Rackstuds looked much less painful than cage nuts but…
Rackstuds are sold for two different thicknesses of rack hardware metal. I made the mistake of buying the thin metal Rackstuds (Red coloured) for an oddball, secondhand, communications (radio) equipment rack which had thicker metal. I had to revert to metal cage nuts.

The colour coded Rackstud sizes are:
Red up to 2.2mm/0.086"
Purple 2.7mm/0.106" to 3.2mm/0.125"

Suggest you confirm your rack’s rail thickness before buying any Rackstuds.

On a completely different topic with only a tenuous link.- Housing upgrades.
Of course using the word ‘Housing’ may cause confusion. I’m not going to be discussing the outer shell of an item like a rack. The upgrade being discussed is to your home.

Our move was from a rental property into our new home. In the Contract signed with our builder I inserted a clause that at the stage his electrician had run the power cables to the future power points and before the plasterboard (dry wall) was installed there would be a two week period for the installation of comms, media, etc., cabling. This may seem excessive but in my case that really was not enough due to circumstances outside of my control. In our country the installation of comms cabling is regulated and I have always held the appropriate licence(s). I’m old enough to predate the introduction of our licencing regime and was grandfathered into the system i.e. no written exams.

If your comms and media cabling is in the builders contract it is advisable to have access specified in the contract to take photographs of the cable installation prior the plasterboard (dry wall) installation. Depending on your contract you may not have the right to enter a house under construction. At this stage of construction any water or gas pipelines should be visible and detailed photos of the house will make it much easier to avoid serious mistakes when making modifications to wiring.

In our case the sales guy was boasting how we would be surprised by how many power points were going to be installed by the builder. That boast went out the window when we sat down to do the the location of power points. I would have liked 3 phase power but that like some other items was outside our budget. Do make certain that you have too many power points for your computer and comms needs as too few can be more expensive and/or unsightly.

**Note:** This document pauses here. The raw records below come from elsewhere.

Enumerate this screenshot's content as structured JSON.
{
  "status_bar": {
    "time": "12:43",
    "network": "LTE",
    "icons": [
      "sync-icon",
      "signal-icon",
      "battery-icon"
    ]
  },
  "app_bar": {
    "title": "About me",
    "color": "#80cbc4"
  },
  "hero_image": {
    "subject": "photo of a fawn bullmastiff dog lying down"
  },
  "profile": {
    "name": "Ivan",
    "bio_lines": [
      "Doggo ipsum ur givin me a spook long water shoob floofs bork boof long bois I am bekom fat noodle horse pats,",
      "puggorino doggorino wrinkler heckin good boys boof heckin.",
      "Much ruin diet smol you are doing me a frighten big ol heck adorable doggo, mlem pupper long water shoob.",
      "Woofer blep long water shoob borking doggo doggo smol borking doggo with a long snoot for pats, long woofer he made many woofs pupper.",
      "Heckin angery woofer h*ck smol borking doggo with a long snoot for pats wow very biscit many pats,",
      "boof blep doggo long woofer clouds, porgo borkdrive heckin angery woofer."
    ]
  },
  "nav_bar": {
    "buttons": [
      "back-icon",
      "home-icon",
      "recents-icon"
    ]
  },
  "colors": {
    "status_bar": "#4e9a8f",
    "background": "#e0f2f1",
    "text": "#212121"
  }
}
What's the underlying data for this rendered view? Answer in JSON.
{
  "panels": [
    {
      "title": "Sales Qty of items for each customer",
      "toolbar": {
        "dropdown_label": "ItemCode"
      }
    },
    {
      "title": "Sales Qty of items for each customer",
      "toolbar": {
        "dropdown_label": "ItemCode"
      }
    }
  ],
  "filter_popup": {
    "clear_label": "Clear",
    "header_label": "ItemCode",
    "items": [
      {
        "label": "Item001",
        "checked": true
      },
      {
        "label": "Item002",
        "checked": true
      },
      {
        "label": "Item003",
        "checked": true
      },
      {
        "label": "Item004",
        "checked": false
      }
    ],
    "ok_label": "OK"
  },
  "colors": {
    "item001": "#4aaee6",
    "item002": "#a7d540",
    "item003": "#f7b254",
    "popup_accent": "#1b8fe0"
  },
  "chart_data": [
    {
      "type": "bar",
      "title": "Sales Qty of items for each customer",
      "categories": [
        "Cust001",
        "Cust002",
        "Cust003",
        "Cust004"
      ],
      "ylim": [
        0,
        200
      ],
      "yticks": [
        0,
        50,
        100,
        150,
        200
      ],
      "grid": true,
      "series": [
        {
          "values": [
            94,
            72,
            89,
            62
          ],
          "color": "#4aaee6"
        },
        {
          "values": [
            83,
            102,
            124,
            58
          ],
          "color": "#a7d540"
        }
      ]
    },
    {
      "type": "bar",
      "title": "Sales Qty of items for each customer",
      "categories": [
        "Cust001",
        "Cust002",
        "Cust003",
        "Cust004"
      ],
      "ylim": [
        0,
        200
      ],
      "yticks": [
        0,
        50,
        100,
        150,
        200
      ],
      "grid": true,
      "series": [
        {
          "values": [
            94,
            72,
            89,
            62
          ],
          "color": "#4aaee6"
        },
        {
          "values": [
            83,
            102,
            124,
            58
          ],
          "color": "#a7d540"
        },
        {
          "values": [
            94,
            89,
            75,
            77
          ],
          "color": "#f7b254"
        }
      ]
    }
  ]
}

Power is one regulated area that does not translate well between countries due to different standards e.g. voltages and current. While comms has its own issues that prevent recommendations i.e. ADSL, xDSL, Cable, Fibre, Sattelite, etc. I would argue, in the past, a comms cabinet or closet was not needed in the average home. These days planing for comms is essential.

to be continued…